While the students, who have paid $54 each for the experience, wait for the 10:32 a.m. train to Wayne on this frigid Saturday, they waste no time. They practice promos plastered on the shelter, playing with interpretation, pace, pitch, volume and other elements covered in class.
"Can you do it more seriously?" Weisberg suggests. Kawano strips the natural cheeriness from his voice and reads the M.D. Anderson Cancer Center ad again, ending on "making cancer history."
"Very nice," the instructor says.
Eadline, who besides voice-over now also pursues modeling and acting, takes a turn, bringing a growl to his read.

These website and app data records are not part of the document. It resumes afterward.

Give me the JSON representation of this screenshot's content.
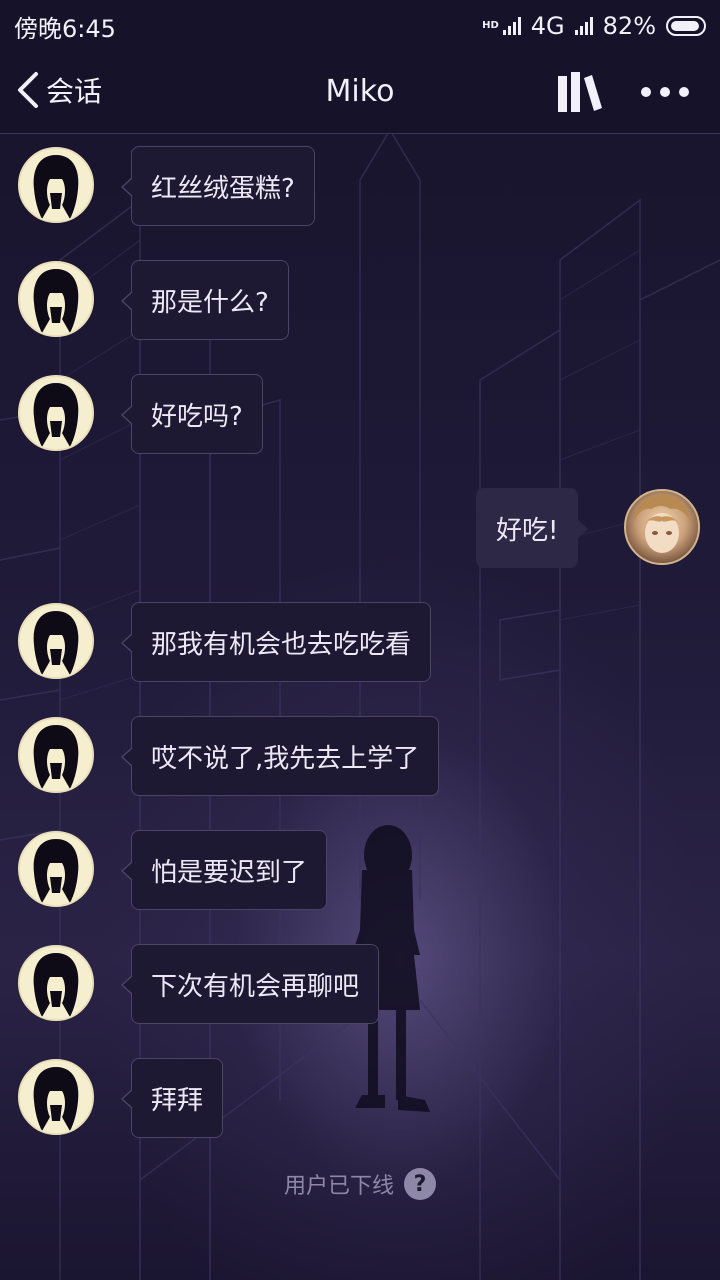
{
  "status_bar": {
    "time": "傍晚6:45",
    "hd_label": "HD",
    "network": "4G",
    "battery": "82%"
  },
  "header": {
    "back_label": "会话",
    "title": "Miko",
    "icons": [
      "chevron-left-icon",
      "books-icon",
      "more-icon"
    ]
  },
  "messages": [
    {
      "sender": "Miko",
      "side": "left",
      "text": "红丝绒蛋糕?"
    },
    {
      "sender": "Miko",
      "side": "left",
      "text": "那是什么?"
    },
    {
      "sender": "Miko",
      "side": "left",
      "text": "好吃吗?"
    },
    {
      "sender": "me",
      "side": "right",
      "text": "好吃!"
    },
    {
      "sender": "Miko",
      "side": "left",
      "text": "那我有机会也去吃吃看"
    },
    {
      "sender": "Miko",
      "side": "left",
      "text": "哎不说了,我先去上学了"
    },
    {
      "sender": "Miko",
      "side": "left",
      "text": "怕是要迟到了"
    },
    {
      "sender": "Miko",
      "side": "left",
      "text": "下次有机会再聊吧"
    },
    {
      "sender": "Miko",
      "side": "left",
      "text": "拜拜"
    }
  ],
  "footer": {
    "offline_text": "用户已下线",
    "help_glyph": "?"
  },
  "colors": {
    "background": "#1a1530",
    "bubble_left": "#1d1932",
    "bubble_right": "#2c2845",
    "text": "#ece8f6",
    "muted": "#8e88a8"
  }
}
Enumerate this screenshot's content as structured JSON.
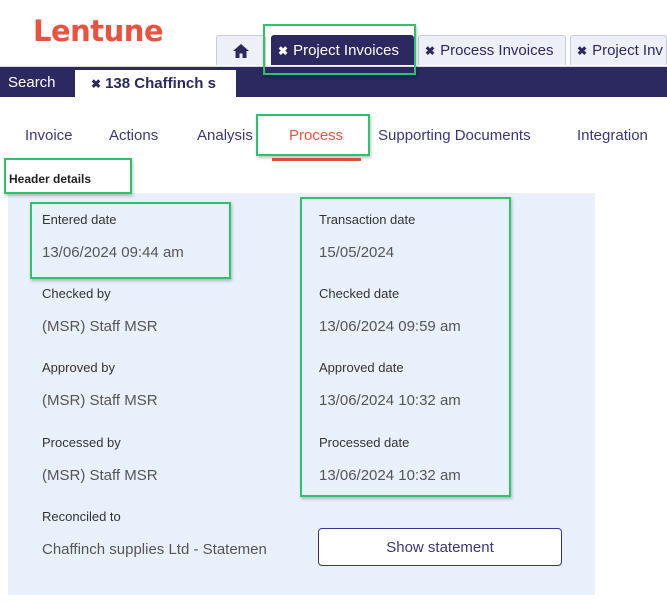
{
  "app": {
    "logo": "Lentune"
  },
  "tabs": {
    "home_icon": "home-icon",
    "items": [
      {
        "label": "Project Invoices",
        "active": true
      },
      {
        "label": "Process Invoices",
        "active": false
      },
      {
        "label": "Project Inv",
        "active": false
      }
    ]
  },
  "subbar": {
    "search": "Search",
    "document_tab": "138 Chaffinch s"
  },
  "nav": {
    "items": [
      {
        "label": "Invoice"
      },
      {
        "label": "Actions"
      },
      {
        "label": "Analysis"
      },
      {
        "label": "Process",
        "active": true
      },
      {
        "label": "Supporting Documents"
      },
      {
        "label": "Integration"
      }
    ]
  },
  "section": {
    "title": "Header details"
  },
  "fields": {
    "entered_date": {
      "label": "Entered date",
      "value": "13/06/2024 09:44 am"
    },
    "transaction_date": {
      "label": "Transaction date",
      "value": "15/05/2024"
    },
    "checked_by": {
      "label": "Checked by",
      "value": "(MSR) Staff MSR"
    },
    "checked_date": {
      "label": "Checked date",
      "value": "13/06/2024 09:59 am"
    },
    "approved_by": {
      "label": "Approved by",
      "value": "(MSR) Staff MSR"
    },
    "approved_date": {
      "label": "Approved date",
      "value": "13/06/2024 10:32 am"
    },
    "processed_by": {
      "label": "Processed by",
      "value": "(MSR) Staff MSR"
    },
    "processed_date": {
      "label": "Processed date",
      "value": "13/06/2024 10:32 am"
    },
    "reconciled_to": {
      "label": "Reconciled to",
      "value": "Chaffinch supplies Ltd - Statemen"
    }
  },
  "buttons": {
    "show_statement": "Show statement"
  },
  "colors": {
    "brand": "#e8523f",
    "navy": "#2b2960",
    "highlight": "#2ec26a",
    "panel": "#e8f1fb"
  }
}
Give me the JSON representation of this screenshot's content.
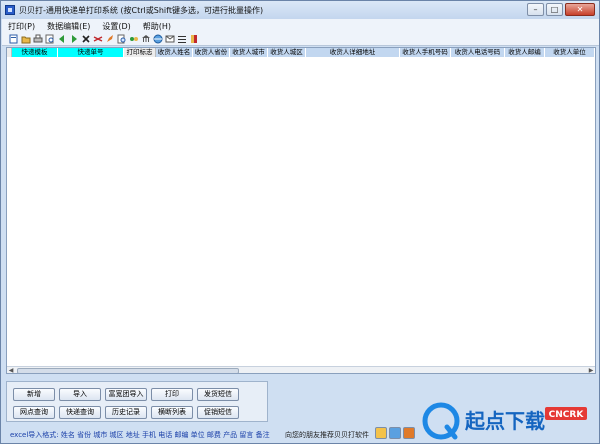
{
  "window": {
    "title": "贝贝打-通用快递单打印系统 (按Ctrl或Shift键多选，可进行批量操作)",
    "controls": [
      "–",
      "□",
      "✕"
    ]
  },
  "menu": [
    {
      "label": "打印(P)"
    },
    {
      "label": "数据编辑(E)"
    },
    {
      "label": "设置(D)"
    },
    {
      "label": "帮助(H)"
    }
  ],
  "toolbar": {
    "icons": [
      "new-doc-icon",
      "open-folder-icon",
      "print-icon",
      "preview-icon",
      "back-arrow-icon",
      "forward-arrow-icon",
      "delete-icon",
      "scissors-icon",
      "rocket-icon",
      "search-doc-icon",
      "link-icon",
      "bank-icon",
      "globe-icon",
      "mail-icon",
      "list-icon",
      "tag-icon"
    ]
  },
  "grid": {
    "columns": [
      {
        "label": "快递模板",
        "style": "cyan"
      },
      {
        "label": "快递单号",
        "style": "cyan"
      },
      {
        "label": "打印标志",
        "style": "plain"
      },
      {
        "label": "收货人姓名",
        "style": "blue"
      },
      {
        "label": "收货人省份",
        "style": "blue"
      },
      {
        "label": "收货人城市",
        "style": "blue"
      },
      {
        "label": "收货人城区",
        "style": "blue"
      },
      {
        "label": "收货人详细地址",
        "style": "blue"
      },
      {
        "label": "收货人手机号码",
        "style": "blue"
      },
      {
        "label": "收货人电话号码",
        "style": "blue"
      },
      {
        "label": "收货人邮编",
        "style": "blue"
      },
      {
        "label": "收货人单位",
        "style": "blue"
      }
    ],
    "rows": []
  },
  "buttons": {
    "row1": [
      "新增",
      "导入",
      "富宽团导入",
      "打印",
      "发货短信"
    ],
    "row2": [
      "网点查询",
      "快递查询",
      "历史记录",
      "横断列表",
      "促销短信"
    ]
  },
  "footer": {
    "excel_format": "excel导入格式: 姓名 省份 城市 城区 地址 手机 电话 邮编 单位 邮费 产品 留言 备注",
    "recommend": "向您的朋友推荐贝贝打软件"
  },
  "watermark": {
    "text": "起点下载",
    "badge": "CNCRK",
    "colors": {
      "brand": "#1e88e5",
      "badge": "#e53935"
    }
  }
}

What's the appeal for the former police officer? "I've worked with the dregs of society," he says. "I'm tired of seeing the negative side of people. In acting, you see real people. They're friendly. They smile."
Once on the train, the reads continue. Other passengers either grin with amusement, ignore the whole drama, or move to other cars.
Before each reading, Weisberg diagrams the billboard.
"No matter what you're reading, it has a discernible beginning, middle and end," Weisberg says, in a clear, loud voice, trying to keep her balance as the train sways. She's standing in front of a Sila Heating and Air Conditioning billboard. "Every commercial is a story."
Rob Holt, a casting director and producer who owns Voice Box, says interest in the profession is strong. In the last three years, his classes have attracted about 200 students, he says.
The field trip is a great way to test the old vocal cords, Holt says. "You're putting yourself on the spot," he says. "It's a cold read." He means that students have not had a chance to read over and practice the copy. But on this day, his words are prescient, as temperatures hover in the teens.
Voice-over can be a fickle business, of course, but for those who make it, it's not a bad gig, Holt allows. "You become the voice of something . . . and if it runs nationally for a couple of years, that can be a nice living," he says.
Weisberg, considered a top voice-over narrator in the area, was a special-ed major at Penn State, where she got involved in theater and radio that turned into her vocation. One of her points of pride was serving as Bell of Pennsylvania's recorded voice that intoned: "We're sorry, your call cannot be completed as dialed."
Her specialty is medical/pharmaceutical commercials and training and patient education videos. She has a knack for correctly pronouncing those tongue-twisting, 10-syllabic medical terms in copy she's reading cold.
A couple of years ago, Weisberg expanded her repertoire to include a documentary - well, actually, a mockumentary - titled Head Cases: Serial Killers of the Delaware Valley.
"You're really a voice actor," she says of her love for the profession. "You can embody so many different roles with your voice. Older, younger, cartoon characters, inanimate objects. It's not your looks. If you sound the part, you get the gig."
Her students find similar appeal (though she has had the occasional novice looking to leave voice-mail messages that actually get returned or hone public speaking skills).
"I'm interested in making a second career in voice-over," says Coll, who taught 17th-century French literature at Marymount Manhattan College. "I find it exciting to try to put yourself in the skin of someone else."
As for Moore, she says she simply enjoys performing. "I love using my voice," she says in a soft, cello-like tone that oozes honey.
What's the best voice to make it big? Turns out there isn't one. "I need workaday voices," Holt says of his casting requirements. "We're not playing classical music. We don't need a Stradivarius."
After lunch, the voice-over students reverse their tracks and take on more ads. As the train pulls into Narberth, Sims voices one last sentiment:
"I'll never look at another billboard the same way again."
Even the Quiet Ride sign gets a read. Hear Ruth Weisberg's students give voice to display ads. www.philly.com/voiceoverEndText